16. Buonaguro L; HEPAVAC Consortium. Developments in cancer vaccines for hepatocellular carcinoma. Cancer Immunol Immunother 2016;65:93-9.DOIPubMed
17. Shen L, Zhang J, Lee H, Batista MT, Johnston SA. RNA transcription and splicing errors as a source of cancer frameshift neoantigens for vaccines. Sci Rep 2019;9:1-3.DOIPubMedPMC
18. Silin DS, Lyubomska OV, Jirathitikal V, Bourinbaiar AS. Oral vaccination: where we are? Expert Opin Drug Deliv 2007;4:323-40.DOIPubMed
19. Alspach E, Lussier DM, Miceli AP, Kizhvatov I, DuPage M, et al. MHC-II neoantigens shape tumour immunity and response to immunotherapy. Nature 2019;574:696-701.DOIPubMedPMC

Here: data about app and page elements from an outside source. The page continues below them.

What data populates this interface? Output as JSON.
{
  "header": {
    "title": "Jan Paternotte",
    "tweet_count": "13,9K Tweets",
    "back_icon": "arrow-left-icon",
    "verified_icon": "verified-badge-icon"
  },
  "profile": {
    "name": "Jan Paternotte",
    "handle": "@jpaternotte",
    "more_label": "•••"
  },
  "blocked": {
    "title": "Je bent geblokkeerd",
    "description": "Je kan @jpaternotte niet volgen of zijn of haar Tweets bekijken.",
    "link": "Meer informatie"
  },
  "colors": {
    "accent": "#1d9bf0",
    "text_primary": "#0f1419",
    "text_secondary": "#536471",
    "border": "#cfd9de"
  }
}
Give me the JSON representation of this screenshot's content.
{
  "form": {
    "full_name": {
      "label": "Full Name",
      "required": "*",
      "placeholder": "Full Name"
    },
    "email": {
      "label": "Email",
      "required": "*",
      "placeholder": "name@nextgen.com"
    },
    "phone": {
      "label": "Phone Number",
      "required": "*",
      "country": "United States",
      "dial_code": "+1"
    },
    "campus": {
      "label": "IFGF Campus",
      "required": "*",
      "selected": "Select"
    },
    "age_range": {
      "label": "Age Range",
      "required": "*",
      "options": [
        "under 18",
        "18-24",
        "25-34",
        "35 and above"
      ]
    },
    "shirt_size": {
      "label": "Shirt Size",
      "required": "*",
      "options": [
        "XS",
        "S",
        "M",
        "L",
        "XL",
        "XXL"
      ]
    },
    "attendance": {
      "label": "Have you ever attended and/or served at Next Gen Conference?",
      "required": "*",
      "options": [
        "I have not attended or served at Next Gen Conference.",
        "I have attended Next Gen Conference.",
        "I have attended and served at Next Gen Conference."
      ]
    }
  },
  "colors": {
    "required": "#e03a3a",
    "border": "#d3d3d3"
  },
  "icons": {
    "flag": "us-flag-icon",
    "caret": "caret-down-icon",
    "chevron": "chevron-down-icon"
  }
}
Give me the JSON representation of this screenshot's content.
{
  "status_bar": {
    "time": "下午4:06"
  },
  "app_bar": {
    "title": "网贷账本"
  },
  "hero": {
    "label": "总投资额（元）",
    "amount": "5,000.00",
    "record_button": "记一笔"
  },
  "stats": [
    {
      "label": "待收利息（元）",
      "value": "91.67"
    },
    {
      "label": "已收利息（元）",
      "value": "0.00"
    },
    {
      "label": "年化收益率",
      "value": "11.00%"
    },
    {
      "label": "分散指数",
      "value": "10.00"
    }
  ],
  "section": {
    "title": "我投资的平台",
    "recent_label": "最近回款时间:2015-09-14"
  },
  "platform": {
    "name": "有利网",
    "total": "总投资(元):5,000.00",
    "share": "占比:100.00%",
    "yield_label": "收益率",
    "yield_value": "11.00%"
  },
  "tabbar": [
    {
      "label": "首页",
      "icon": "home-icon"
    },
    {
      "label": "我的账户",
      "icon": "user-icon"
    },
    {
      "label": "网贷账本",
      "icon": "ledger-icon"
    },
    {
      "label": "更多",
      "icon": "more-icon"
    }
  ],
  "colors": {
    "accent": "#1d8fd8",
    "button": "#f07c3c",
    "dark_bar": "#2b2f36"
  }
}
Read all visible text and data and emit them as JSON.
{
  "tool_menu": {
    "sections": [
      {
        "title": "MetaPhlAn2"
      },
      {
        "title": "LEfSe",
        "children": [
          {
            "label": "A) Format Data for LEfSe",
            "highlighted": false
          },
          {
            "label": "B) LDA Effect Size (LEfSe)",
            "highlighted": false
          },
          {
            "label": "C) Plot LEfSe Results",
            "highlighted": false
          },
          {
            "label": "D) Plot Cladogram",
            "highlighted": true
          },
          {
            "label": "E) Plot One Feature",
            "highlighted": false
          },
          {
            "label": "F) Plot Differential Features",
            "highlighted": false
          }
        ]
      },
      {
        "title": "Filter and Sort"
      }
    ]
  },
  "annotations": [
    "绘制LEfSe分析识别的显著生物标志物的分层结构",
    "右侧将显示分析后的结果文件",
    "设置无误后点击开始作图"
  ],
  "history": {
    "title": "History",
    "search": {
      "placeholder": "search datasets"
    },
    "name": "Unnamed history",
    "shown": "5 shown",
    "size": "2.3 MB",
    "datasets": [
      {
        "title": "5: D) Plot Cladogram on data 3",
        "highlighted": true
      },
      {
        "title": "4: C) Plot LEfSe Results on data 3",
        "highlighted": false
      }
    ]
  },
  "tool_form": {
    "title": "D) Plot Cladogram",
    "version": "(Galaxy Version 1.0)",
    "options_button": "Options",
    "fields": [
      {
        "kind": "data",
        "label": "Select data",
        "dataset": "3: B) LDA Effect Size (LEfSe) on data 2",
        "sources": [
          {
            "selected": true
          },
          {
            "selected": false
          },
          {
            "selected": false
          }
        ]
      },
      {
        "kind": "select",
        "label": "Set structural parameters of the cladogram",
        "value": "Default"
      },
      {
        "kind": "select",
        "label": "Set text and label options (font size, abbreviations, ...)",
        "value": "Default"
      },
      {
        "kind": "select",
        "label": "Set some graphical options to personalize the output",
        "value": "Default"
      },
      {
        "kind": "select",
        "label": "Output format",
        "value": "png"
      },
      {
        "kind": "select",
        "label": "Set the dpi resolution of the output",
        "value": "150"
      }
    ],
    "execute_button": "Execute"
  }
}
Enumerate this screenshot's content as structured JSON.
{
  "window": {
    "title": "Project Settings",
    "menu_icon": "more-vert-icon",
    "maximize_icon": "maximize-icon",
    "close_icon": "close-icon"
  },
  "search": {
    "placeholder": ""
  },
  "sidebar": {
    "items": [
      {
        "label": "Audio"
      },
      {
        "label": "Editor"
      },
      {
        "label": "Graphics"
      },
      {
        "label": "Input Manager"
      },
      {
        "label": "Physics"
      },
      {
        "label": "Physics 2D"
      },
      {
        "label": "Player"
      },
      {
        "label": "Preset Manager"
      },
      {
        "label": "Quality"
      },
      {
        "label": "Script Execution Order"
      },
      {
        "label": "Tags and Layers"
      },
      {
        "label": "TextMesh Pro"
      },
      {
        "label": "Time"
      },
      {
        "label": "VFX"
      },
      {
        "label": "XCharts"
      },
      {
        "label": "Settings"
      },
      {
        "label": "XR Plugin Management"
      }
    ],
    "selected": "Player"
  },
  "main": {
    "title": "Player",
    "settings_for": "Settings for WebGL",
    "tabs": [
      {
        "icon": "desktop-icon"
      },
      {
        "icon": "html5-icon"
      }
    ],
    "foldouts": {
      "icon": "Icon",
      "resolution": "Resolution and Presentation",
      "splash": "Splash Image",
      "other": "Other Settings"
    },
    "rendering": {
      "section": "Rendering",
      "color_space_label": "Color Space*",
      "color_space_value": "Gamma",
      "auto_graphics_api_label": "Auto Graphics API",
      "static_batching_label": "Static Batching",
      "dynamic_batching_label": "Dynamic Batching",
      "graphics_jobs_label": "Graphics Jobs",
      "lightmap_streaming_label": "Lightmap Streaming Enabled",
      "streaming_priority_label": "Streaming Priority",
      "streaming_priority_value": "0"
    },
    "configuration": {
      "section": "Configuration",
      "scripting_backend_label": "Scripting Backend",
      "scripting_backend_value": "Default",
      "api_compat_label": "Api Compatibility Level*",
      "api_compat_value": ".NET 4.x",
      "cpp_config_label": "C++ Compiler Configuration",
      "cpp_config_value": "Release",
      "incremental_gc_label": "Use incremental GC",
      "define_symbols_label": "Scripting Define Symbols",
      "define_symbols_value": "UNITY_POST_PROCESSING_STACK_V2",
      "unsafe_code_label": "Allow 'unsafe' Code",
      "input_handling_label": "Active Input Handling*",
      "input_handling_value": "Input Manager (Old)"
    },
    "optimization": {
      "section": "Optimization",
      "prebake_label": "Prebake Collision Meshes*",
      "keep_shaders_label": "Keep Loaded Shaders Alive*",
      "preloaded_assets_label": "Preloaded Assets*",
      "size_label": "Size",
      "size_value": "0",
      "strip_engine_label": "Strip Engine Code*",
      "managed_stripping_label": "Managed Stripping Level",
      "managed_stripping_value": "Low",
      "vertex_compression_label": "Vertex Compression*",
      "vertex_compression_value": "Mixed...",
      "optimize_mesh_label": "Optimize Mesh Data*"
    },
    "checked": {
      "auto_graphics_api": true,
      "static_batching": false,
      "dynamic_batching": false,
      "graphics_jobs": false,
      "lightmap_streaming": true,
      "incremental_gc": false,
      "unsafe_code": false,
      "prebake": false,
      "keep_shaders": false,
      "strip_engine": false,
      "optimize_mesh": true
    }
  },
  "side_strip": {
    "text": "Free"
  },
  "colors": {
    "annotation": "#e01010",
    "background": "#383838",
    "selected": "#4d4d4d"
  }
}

20. Hilmi M, Neuzillet C, Calderaro J, Lafdil F, Pawlotsky JM, et al. Angiogenesis and immune checkpoint inhibitors as therapies for hepatocellular carcinoma: current knowledge and future research directions. J Immunother Cancer 2019;7:333.DOIPubMedPMC
21. Rafei H, Mehta RS, Rezvani K. Editorial: cellular therapies in cancer. Front Immunol 2019;10:2788.DOIPubMedPMC
Jian-Guo Chen et al., Hepatoma Research, 2019
Gerald J. Mizejewski et al., Journal of Cancer Metastasis and Treatment, 2019
Xiangbing Meng et al., Journal of Cancer Metastasis and Treatment, 2019
Kazuhiro Nouso et al., Hepatoma Research, 2018
Evangelia M. Fatourou et al., Hepatoma Research, 2018
Scott T. Nishioka et al., Hepatoma Research, 2018
Hasmukh J. Prajapati et al., Hepatoma Research, 2017